**REQUIREMENT**.
Having read the entries, repeat all of them exactly.

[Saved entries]
#####
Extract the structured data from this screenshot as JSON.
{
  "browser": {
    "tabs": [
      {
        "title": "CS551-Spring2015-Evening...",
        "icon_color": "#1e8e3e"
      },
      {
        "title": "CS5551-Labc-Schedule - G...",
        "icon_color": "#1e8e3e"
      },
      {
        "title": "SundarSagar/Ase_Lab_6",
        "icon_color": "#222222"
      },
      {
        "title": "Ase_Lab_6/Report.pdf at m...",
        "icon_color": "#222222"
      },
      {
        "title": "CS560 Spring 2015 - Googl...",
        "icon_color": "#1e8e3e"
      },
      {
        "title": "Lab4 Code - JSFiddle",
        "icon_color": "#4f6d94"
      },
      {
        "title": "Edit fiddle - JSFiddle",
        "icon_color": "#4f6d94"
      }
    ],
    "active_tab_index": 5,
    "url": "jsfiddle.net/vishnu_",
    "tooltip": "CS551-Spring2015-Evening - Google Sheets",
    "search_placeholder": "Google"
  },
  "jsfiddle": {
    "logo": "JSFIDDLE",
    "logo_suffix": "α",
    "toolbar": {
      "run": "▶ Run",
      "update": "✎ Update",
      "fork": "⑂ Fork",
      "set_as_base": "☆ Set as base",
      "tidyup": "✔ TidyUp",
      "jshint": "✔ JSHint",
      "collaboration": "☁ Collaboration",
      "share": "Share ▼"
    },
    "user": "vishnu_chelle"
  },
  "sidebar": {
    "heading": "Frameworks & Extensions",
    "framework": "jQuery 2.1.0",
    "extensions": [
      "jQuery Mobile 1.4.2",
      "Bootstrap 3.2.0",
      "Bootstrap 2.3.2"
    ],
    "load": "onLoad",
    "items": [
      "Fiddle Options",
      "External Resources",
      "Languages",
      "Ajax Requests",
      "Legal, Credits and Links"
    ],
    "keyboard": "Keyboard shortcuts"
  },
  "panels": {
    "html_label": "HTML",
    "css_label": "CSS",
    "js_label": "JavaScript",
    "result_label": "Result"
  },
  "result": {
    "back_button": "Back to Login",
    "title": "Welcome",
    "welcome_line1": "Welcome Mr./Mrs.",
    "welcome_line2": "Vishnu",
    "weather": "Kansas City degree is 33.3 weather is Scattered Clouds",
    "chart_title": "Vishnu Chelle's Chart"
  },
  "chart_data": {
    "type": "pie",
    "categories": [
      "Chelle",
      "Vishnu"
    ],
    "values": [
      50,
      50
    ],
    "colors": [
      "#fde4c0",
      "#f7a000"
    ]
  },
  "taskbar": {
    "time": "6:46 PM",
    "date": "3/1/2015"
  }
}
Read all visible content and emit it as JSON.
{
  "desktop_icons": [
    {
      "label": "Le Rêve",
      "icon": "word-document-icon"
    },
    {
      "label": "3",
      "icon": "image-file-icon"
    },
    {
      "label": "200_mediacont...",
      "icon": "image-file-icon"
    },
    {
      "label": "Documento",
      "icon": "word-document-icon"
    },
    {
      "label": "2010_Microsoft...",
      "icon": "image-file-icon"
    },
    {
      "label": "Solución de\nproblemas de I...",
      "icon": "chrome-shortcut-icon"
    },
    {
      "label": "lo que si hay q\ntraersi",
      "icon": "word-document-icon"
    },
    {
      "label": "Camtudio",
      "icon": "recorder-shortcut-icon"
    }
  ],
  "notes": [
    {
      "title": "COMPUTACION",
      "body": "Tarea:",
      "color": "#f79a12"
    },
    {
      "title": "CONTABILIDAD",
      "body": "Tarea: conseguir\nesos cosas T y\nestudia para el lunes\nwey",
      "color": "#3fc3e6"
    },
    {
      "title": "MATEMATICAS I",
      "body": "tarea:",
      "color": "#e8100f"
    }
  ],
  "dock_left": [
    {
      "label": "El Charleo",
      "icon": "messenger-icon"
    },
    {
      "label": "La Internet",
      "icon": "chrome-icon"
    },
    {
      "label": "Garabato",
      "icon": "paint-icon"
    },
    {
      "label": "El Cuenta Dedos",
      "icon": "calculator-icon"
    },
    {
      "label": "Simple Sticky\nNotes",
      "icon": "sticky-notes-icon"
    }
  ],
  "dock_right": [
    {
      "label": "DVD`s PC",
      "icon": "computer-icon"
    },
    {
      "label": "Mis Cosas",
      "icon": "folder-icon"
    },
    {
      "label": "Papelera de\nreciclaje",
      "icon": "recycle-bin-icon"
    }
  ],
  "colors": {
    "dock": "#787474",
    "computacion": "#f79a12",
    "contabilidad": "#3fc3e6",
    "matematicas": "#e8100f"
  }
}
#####
**RESPONSE TO THIS EXERCISE**.
Extract the structured data from this screenshot as JSON.
{
  "browser": {
    "tabs": [
      {
        "title": "CS551-Spring2015-Evening...",
        "icon_color": "#1e8e3e"
      },
      {
        "title": "CS5551-Labc-Schedule - G...",
        "icon_color": "#1e8e3e"
      },
      {
        "title": "SundarSagar/Ase_Lab_6",
        "icon_color": "#222222"
      },
      {
        "title": "Ase_Lab_6/Report.pdf at m...",
        "icon_color": "#222222"
      },
      {
        "title": "CS560 Spring 2015 - Googl...",
        "icon_color": "#1e8e3e"
      },
      {
        "title": "Lab4 Code - JSFiddle",
        "icon_color": "#4f6d94"
      },
      {
        "title": "Edit fiddle - JSFiddle",
        "icon_color": "#4f6d94"
      }
    ],
    "active_tab_index": 5,
    "url": "jsfiddle.net/vishnu_",
    "tooltip": "CS551-Spring2015-Evening - Google Sheets",
    "search_placeholder": "Google"
  },
  "jsfiddle": {
    "logo": "JSFIDDLE",
    "logo_suffix": "α",
    "toolbar": {
      "run": "▶ Run",
      "update": "✎ Update",
      "fork": "⑂ Fork",
      "set_as_base": "☆ Set as base",
      "tidyup": "✔ TidyUp",
      "jshint": "✔ JSHint",
      "collaboration": "☁ Collaboration",
      "share": "Share ▼"
    },
    "user": "vishnu_chelle"
  },
  "sidebar": {
    "heading": "Frameworks & Extensions",
    "framework": "jQuery 2.1.0",
    "extensions": [
      "jQuery Mobile 1.4.2",
      "Bootstrap 3.2.0",
      "Bootstrap 2.3.2"
    ],
    "load": "onLoad",
    "items": [
      "Fiddle Options",
      "External Resources",
      "Languages",
      "Ajax Requests",
      "Legal, Credits and Links"
    ],
    "keyboard": "Keyboard shortcuts"
  },
  "panels": {
    "html_label": "HTML",
    "css_label": "CSS",
    "js_label": "JavaScript",
    "result_label": "Result"
  },
  "result": {
    "back_button": "Back to Login",
    "title": "Welcome",
    "welcome_line1": "Welcome Mr./Mrs.",
    "welcome_line2": "Vishnu",
    "weather": "Kansas City degree is 33.3 weather is Scattered Clouds",
    "chart_title": "Vishnu Chelle's Chart"
  },
  "chart_data": {
    "type": "pie",
    "categories": [
      "Chelle",
      "Vishnu"
    ],
    "values": [
      50,
      50
    ],
    "colors": [
      "#fde4c0",
      "#f7a000"
    ]
  },
  "taskbar": {
    "time": "6:46 PM",
    "date": "3/1/2015"
  }
}
Read all visible content and emit it as JSON.
{
  "desktop_icons": [
    {
      "label": "Le Rêve",
      "icon": "word-document-icon"
    },
    {
      "label": "3",
      "icon": "image-file-icon"
    },
    {
      "label": "200_mediacont...",
      "icon": "image-file-icon"
    },
    {
      "label": "Documento",
      "icon": "word-document-icon"
    },
    {
      "label": "2010_Microsoft...",
      "icon": "image-file-icon"
    },
    {
      "label": "Solución de\nproblemas de I...",
      "icon": "chrome-shortcut-icon"
    },
    {
      "label": "lo que si hay q\ntraersi",
      "icon": "word-document-icon"
    },
    {
      "label": "Camtudio",
      "icon": "recorder-shortcut-icon"
    }
  ],
  "notes": [
    {
      "title": "COMPUTACION",
      "body": "Tarea:",
      "color": "#f79a12"
    },
    {
      "title": "CONTABILIDAD",
      "body": "Tarea: conseguir\nesos cosas T y\nestudia para el lunes\nwey",
      "color": "#3fc3e6"
    },
    {
      "title": "MATEMATICAS I",
      "body": "tarea:",
      "color": "#e8100f"
    }
  ],
  "dock_left": [
    {
      "label": "El Charleo",
      "icon": "messenger-icon"
    },
    {
      "label": "La Internet",
      "icon": "chrome-icon"
    },
    {
      "label": "Garabato",
      "icon": "paint-icon"
    },
    {
      "label": "El Cuenta Dedos",
      "icon": "calculator-icon"
    },
    {
      "label": "Simple Sticky\nNotes",
      "icon": "sticky-notes-icon"
    }
  ],
  "dock_right": [
    {
      "label": "DVD`s PC",
      "icon": "computer-icon"
    },
    {
      "label": "Mis Cosas",
      "icon": "folder-icon"
    },
    {
      "label": "Papelera de\nreciclaje",
      "icon": "recycle-bin-icon"
    }
  ],
  "colors": {
    "dock": "#787474",
    "computacion": "#f79a12",
    "contabilidad": "#3fc3e6",
    "matematicas": "#e8100f"
  }
}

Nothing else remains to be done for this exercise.